During the final decades of the Middle Ages in the late 15th century and the early 16th century an imposing chapel dedicated to St.Michael was built in the south-west corner of the church. An impressive hexagonal chapel was built by the Rosary Guild in the churchyard. In the late Middle Ages Pirita monastery and church flourished as a centre of religion and a cherished destination of pilgrimage.
During the wars in the 16th century the Pirita monastery was devastated by the Swedish and the Russian raids, and the destructive fires. In 1577 the Russian troops of Ivan the Terrible gave the final blow to the monastery.
Ruth Rajamaa and Kersti Markus
THE NEW CONVENT AT PIRITA
When the troops of Ivan the Terrible destroyed the Pirita monastery in the 16th century, monastic life at Pirita died out and only after the end of the Soviet occupation, there was a new beginning. In 1993 Mother Tekla, Abbess General of the Order of the Bridgettines came on a visit. She was astonished at the grandeur of the ruins of the old monastery and decided to return to the place.

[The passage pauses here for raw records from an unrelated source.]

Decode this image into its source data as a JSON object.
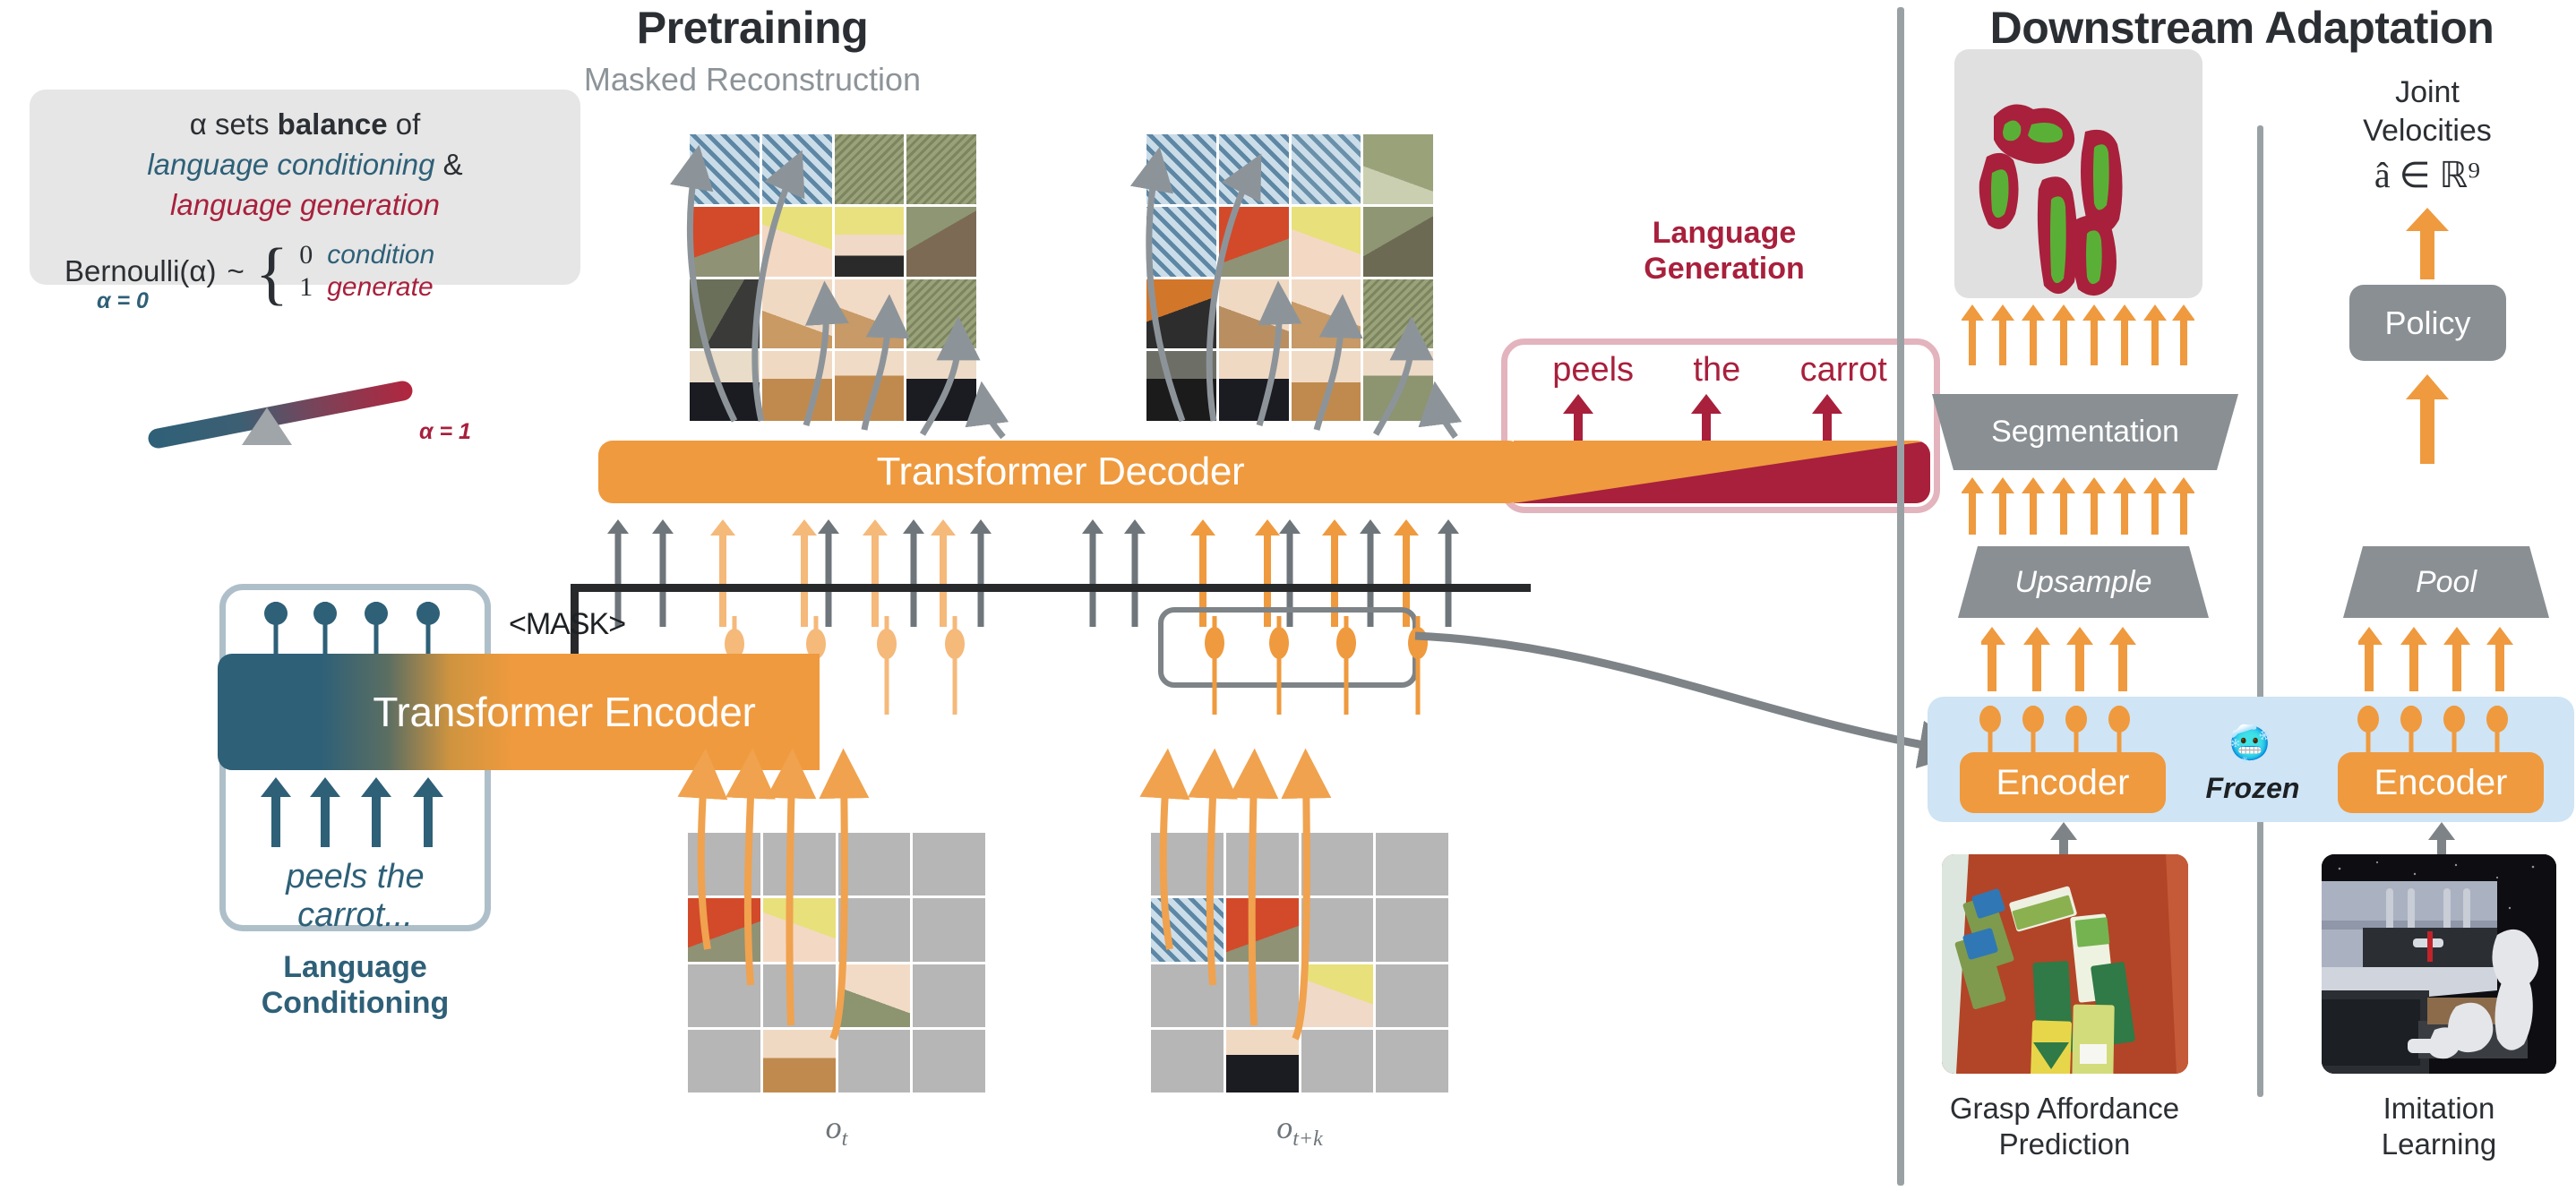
{
  "pretraining": {
    "title": "Pretraining",
    "subtitle": "Masked Reconstruction",
    "alpha_card": {
      "line1_pre": "α sets ",
      "line1_bold": "balance",
      "line1_post": " of",
      "line2_italic": "language conditioning",
      "line2_amp": " &",
      "line3_italic": "language generation",
      "bernoulli": "Bernoulli(α)",
      "tilde": "~",
      "case0_num": "0",
      "case0_word": "condition",
      "case1_num": "1",
      "case1_word": "generate",
      "alpha_zero": "α = 0",
      "alpha_one": "α = 1"
    },
    "decoder_label": "Transformer Decoder",
    "encoder_label": "Transformer Encoder",
    "mask_token": "<MASK>",
    "language_conditioning": {
      "text": "peels the\ncarrot...",
      "caption": "Language\nConditioning"
    },
    "language_generation": {
      "caption": "Language\nGeneration",
      "words": [
        "peels",
        "the",
        "carrot"
      ]
    },
    "observations": [
      {
        "label": "o",
        "sub": "t"
      },
      {
        "label": "o",
        "sub": "t+k"
      }
    ]
  },
  "downstream": {
    "title": "Downstream Adaptation",
    "left": {
      "segmentation_label": "Segmentation",
      "upsample_label": "Upsample",
      "encoder_label": "Encoder",
      "task_caption": "Grasp Affordance\nPrediction"
    },
    "right": {
      "output_label": "Joint\nVelocities",
      "output_expr": "â ∈ ℝ⁹",
      "policy_label": "Policy",
      "pool_label": "Pool",
      "encoder_label": "Encoder",
      "task_caption": "Imitation\nLearning"
    },
    "frozen": {
      "label": "Frozen",
      "icon": "🥶"
    }
  },
  "colors": {
    "orange": "#EF9A3E",
    "teal": "#2E6078",
    "crimson": "#A8203C",
    "gray_box": "#E6E6E6",
    "frozen_blue": "#CFE4F5",
    "trapezoid_gray": "#8A8F93",
    "patch_gray": "#B6B6B6"
  }
}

In April 1994 the first nuns arrived and settled down in the new country. In 1995 a piece of land was bought for the new convent and in 1997 an architectural competition was held. It was won by the architects Ra Luhse and Tanel Tuhal. In autumn 2000 the construction of the convent started and was completed in 11 months. The new convent was consecrated on 15 September 2001.
The daughters of Saint Bridget and Mother Elisabeth praise the Lord with their song and serve Him with their work. They sing praises and welcome you to join them at these hours:

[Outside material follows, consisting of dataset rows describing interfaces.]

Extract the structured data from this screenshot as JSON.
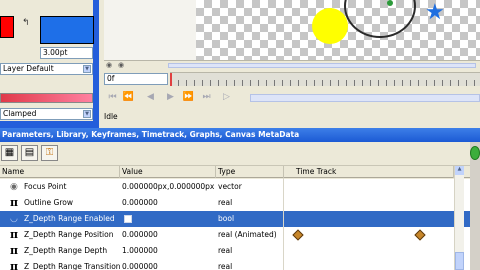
{
  "toolbox": {
    "outline_color": "#ff0000",
    "fill_color": "#1e6fe8",
    "swap_glyph": "↰",
    "width_value": "3.00pt",
    "layer_default": "Layer Default",
    "blend_method": "Clamped"
  },
  "canvas": {
    "circle_color": "#ffff00",
    "star_color": "#1f6fe0"
  },
  "timebar": {
    "time_value": "0f",
    "transport_buttons": [
      "⏮",
      "⏪",
      "◀",
      "▶",
      "⏩",
      "⏭",
      "▷"
    ],
    "status": "Idle"
  },
  "params_panel": {
    "title": "Parameters, Library, Keyframes, Timetrack, Graphs, Canvas MetaData",
    "headers": {
      "name": "Name",
      "value": "Value",
      "type": "Type",
      "time_track": "Time Track"
    },
    "rows": [
      {
        "icon": "◉",
        "name": "Focus Point",
        "value": "0.000000px,0.000000px",
        "type": "vector"
      },
      {
        "icon": "π",
        "name": "Outline Grow",
        "value": "0.000000",
        "type": "real"
      },
      {
        "icon": "◡",
        "name": "Z_Depth Range Enabled",
        "value": "",
        "type": "bool"
      },
      {
        "icon": "π",
        "name": "Z_Depth Range Position",
        "value": "0.000000",
        "type": "real (Animated)"
      },
      {
        "icon": "π",
        "name": "Z_Depth Range Depth",
        "value": "1.000000",
        "type": "real"
      },
      {
        "icon": "π",
        "name": "Z_Depth Range Transition",
        "value": "0.000000",
        "type": "real"
      }
    ],
    "keyframe_color": "#c7862a"
  }
}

6:10 Matins – Matutinum
6:30 Lauds – Laudes
7:30 Holy Mass
11:45 Sext – Hora sexta
Vespers – Vespere
21:30 Compline – Completorium
Everyone who visits can join the Sisters for a prayer.
There is also a guesthouse at the convent.
Villem Raam. Pirita klooster. Tallinn: Eesti Raamat, 1984.
Villem Raam, and Jaan Tamm. Pirita klooster. Ehitus- ja uurimislugu. Tallinn: Eesti Entsüklopeediakirjastus, 2005.
Kersti Markus (ed.). Pirita klooster 600. Kunstiteaduslikke Uurimusi, Erinumber, 2007, No. 4 (16).
Kersti Markus. Kes ikkagi asutas Pirita kloostri? Tuna. Ajalookultuuri ajakiri, 2012, No. 2, pp. 13–18.
Ruth Rajamaa. Katkenud laul. Pirita klooster 1407–1607. Tallinn: Argo, 2018.